Similar results are found at the country level. Scholars at ZEW, for instance, studied the R&D spending behavior of different European countries (2). They observed that so-called innovation leaders (e.g. Germany, Sweden, Finland) apply a counter-cyclical R&D public spending strategy, meaning that these countries intensify R&D spending during recession periods. Countries that are labeled as moderate innovators (e.g. Spain, Greece), in contrast, apply a pro-cyclical R&D spending strategy. These latter countries reduce public R&D is substantially during recession times and try to catch-up R&D spending during non-recession times. Together, these findings suggest that maintaining investing in R&D during crisis times is an important path for future success.
How should German companies continue investing in innovation
At the same time, we cannot ignore the cost aspect of investing in R&D. However, German companies can substantially benefit from the recently introduced Research Incentives Act (i.e. Forschungszulagengesetz) to minimize the costs of R&D investments. At the beginning of 2020, this Research Incentives Act has been introduced by the German government to boost innovation. Nowadays, it might turn out to be an extremely valuable tool for many companies to continue investing in R&D during these challenging times. Within the framework of the Research Incentives Act, German companies can receive tax benefits for particular R&D projects. These research and development projects must be assignable to one or more than one of the following categories: fundamental research, industrial research or experimental development (3).
When companies use their own research staff for this kind of R&D projects, 25% of wages and salaries will be offset against the annual tax demand. Moreover, companies can also profit from this concession during loss phases, making the incentive scheme attractive to start-ups and other entrepreneurs who are not yet making profits. Finally, companies can even apply this tax scheme for commissioned research. When companies outsource R&D projects to contractors, they can still receive of tax benefit of 15%.

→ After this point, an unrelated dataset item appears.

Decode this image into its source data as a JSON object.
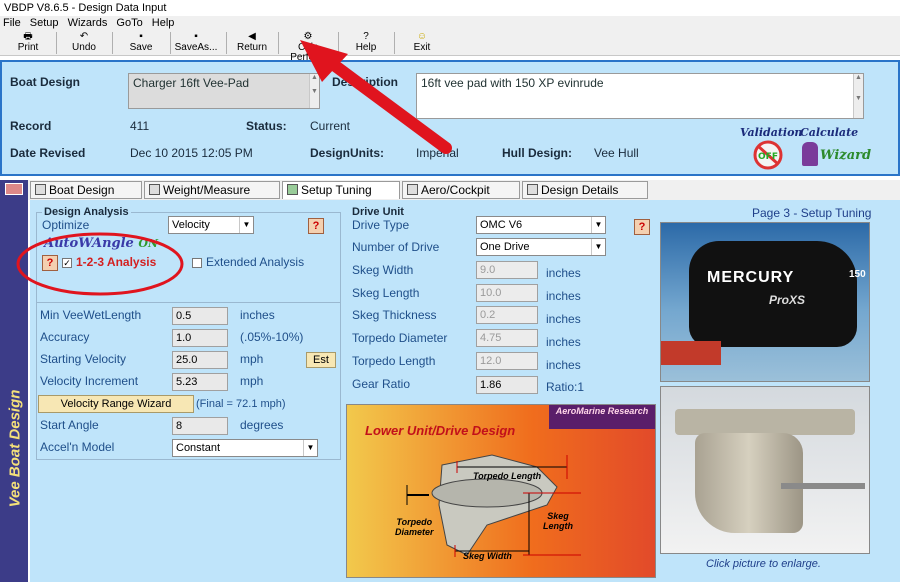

In sum, the Research Incentives Act can help German companies to reduce the costs of current R&D investments, which can be an important driver of future success. I therefore encourage every German CEO to call their accountant to make sure that they optimally benefit from this important and attractive tax incentive.
Do you want to know more about how companies can stimulate innovation in these challenging times? Please check my WHU webinar on ‘Leveraging innovation opportunities in times of Corona’ via the following link: https://whu.cloud.panopto.eu/Panopto/Pages/Embed.aspx?id=60e9e246-1cbf-4818-8f13-ab9701153d7c&autoplay=false&offerviewer=true&showtitle=true&showbrand=false&start=0&interactivity=all